WHAT TO DO: List all lines of the data containing the word "JSON".

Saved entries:
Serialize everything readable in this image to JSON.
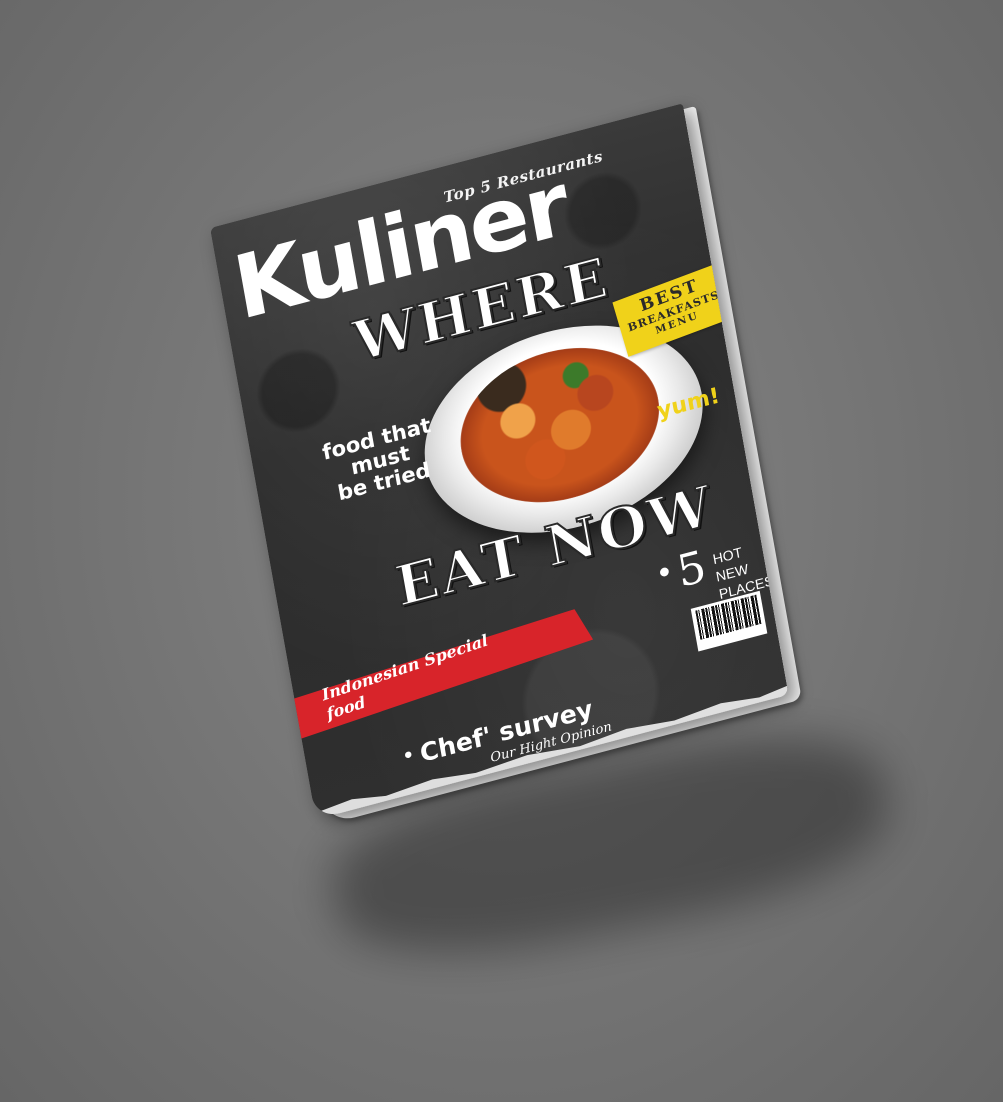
{
  "magazine": {
    "kicker": "Top 5 Restaurants",
    "title": "Kuliner",
    "headline_top": "WHERE",
    "side_line1": "food that",
    "side_line2": "must",
    "side_line3": "be tried",
    "badge_line1": "BEST",
    "badge_line2": "BREAKFASTS",
    "badge_line3": "MENU",
    "exclaim": "yum!",
    "headline_bottom": "EAT NOW",
    "count": "5",
    "count_label_line1": "HOT NEW",
    "count_label_line2": "PLACES",
    "banner_line1": "Indonesian Special",
    "banner_line2": "food",
    "feature_title": "Chef' survey",
    "feature_subtitle": "Our Hight Opinion"
  },
  "colors": {
    "cover_background": "#2f2f2f",
    "badge_yellow": "#f0d21a",
    "banner_red": "#d8242a",
    "backdrop_gray": "#747474"
  }
}
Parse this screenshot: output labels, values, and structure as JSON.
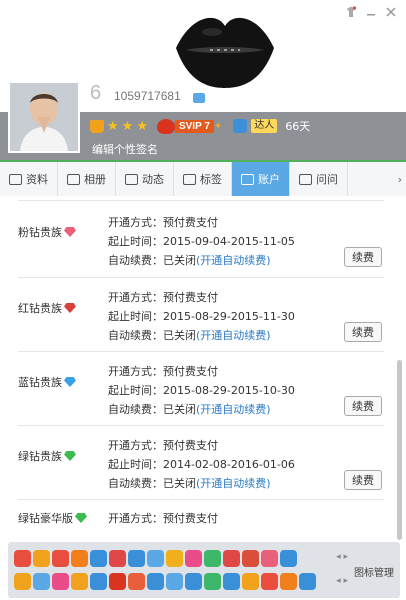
{
  "profile": {
    "level": "6",
    "qq_number": "1059717681",
    "svip_label": "SVIP 7",
    "daren_label": "达人",
    "days": "66天",
    "signature": "编辑个性签名",
    "stars": 3
  },
  "tabs": [
    {
      "label": "资料",
      "icon": "profile-card-icon"
    },
    {
      "label": "相册",
      "icon": "photo-album-icon"
    },
    {
      "label": "动态",
      "icon": "feed-icon"
    },
    {
      "label": "标签",
      "icon": "bookmark-icon"
    },
    {
      "label": "账户",
      "icon": "wallet-icon",
      "active": true
    },
    {
      "label": "问问",
      "icon": "question-icon"
    }
  ],
  "entries": [
    {
      "name": "粉钻贵族",
      "diamond_color": "#e8607a",
      "mode_label": "开通方式：",
      "mode_value": "预付费支付",
      "period_label": "起止时间：",
      "period_value": "2015-09-04-2015-11-05",
      "renew_label": "自动续费：",
      "renew_state": "已关闭",
      "renew_link": "(开通自动续费)",
      "button": "续费"
    },
    {
      "name": "红钻贵族",
      "diamond_color": "#d9403a",
      "mode_label": "开通方式：",
      "mode_value": "预付费支付",
      "period_label": "起止时间：",
      "period_value": "2015-08-29-2015-11-30",
      "renew_label": "自动续费：",
      "renew_state": "已关闭",
      "renew_link": "(开通自动续费)",
      "button": "续费"
    },
    {
      "name": "蓝钻贵族",
      "diamond_color": "#3aa0e8",
      "mode_label": "开通方式：",
      "mode_value": "预付费支付",
      "period_label": "起止时间：",
      "period_value": "2015-08-29-2015-10-30",
      "renew_label": "自动续费：",
      "renew_state": "已关闭",
      "renew_link": "(开通自动续费)",
      "button": "续费"
    },
    {
      "name": "绿钻贵族",
      "diamond_color": "#3dbb4f",
      "mode_label": "开通方式：",
      "mode_value": "预付费支付",
      "period_label": "起止时间：",
      "period_value": "2014-02-08-2016-01-06",
      "renew_label": "自动续费：",
      "renew_state": "已关闭",
      "renew_link": "(开通自动续费)",
      "button": "续费"
    }
  ],
  "partial_entry": {
    "name": "绿钻豪华版",
    "mode_label": "开通方式：",
    "mode_value": "预付费支付"
  },
  "emoji_bar": {
    "manage_label": "图标管理",
    "row1_colors": [
      "#e84d3d",
      "#f0a21c",
      "#e84d3d",
      "#f07f1c",
      "#3a8fd9",
      "#e04848",
      "#3a8fd9",
      "#5aa9e6",
      "#f0b01c",
      "#e84d8a",
      "#3db86b",
      "#e04848",
      "#d94f3a",
      "#e8607a",
      "#3a8fd9"
    ],
    "row2_colors": [
      "#f0a21c",
      "#5aa9e6",
      "#e84d8a",
      "#f0a21c",
      "#3a8fd9",
      "#d9341f",
      "#e85f3a",
      "#3a8fd9",
      "#5aa9e6",
      "#3a8fd9",
      "#3db86b",
      "#3a8fd9",
      "#f0a21c",
      "#e84d3d",
      "#f07f1c",
      "#3a8fd9"
    ]
  },
  "colors": {
    "accent_tab": "#5aa8e4",
    "link": "#2a7bc8",
    "band": "#8e9297"
  }
}
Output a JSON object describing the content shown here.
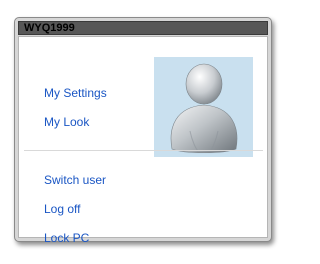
{
  "window": {
    "title": "WYQ1999"
  },
  "menu": {
    "my_settings": "My Settings",
    "my_look": "My Look",
    "switch_user": "Switch user",
    "log_off": "Log off",
    "lock_pc": "Lock PC"
  },
  "avatar": {
    "icon": "user-avatar-icon",
    "background": "#c9e0ef"
  }
}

TASK RESPONSE:
Serialize everything readable in this image to JSON.
Parse this screenshot: output labels, values, and structure as JSON.
Output a JSON object describing the content shown here.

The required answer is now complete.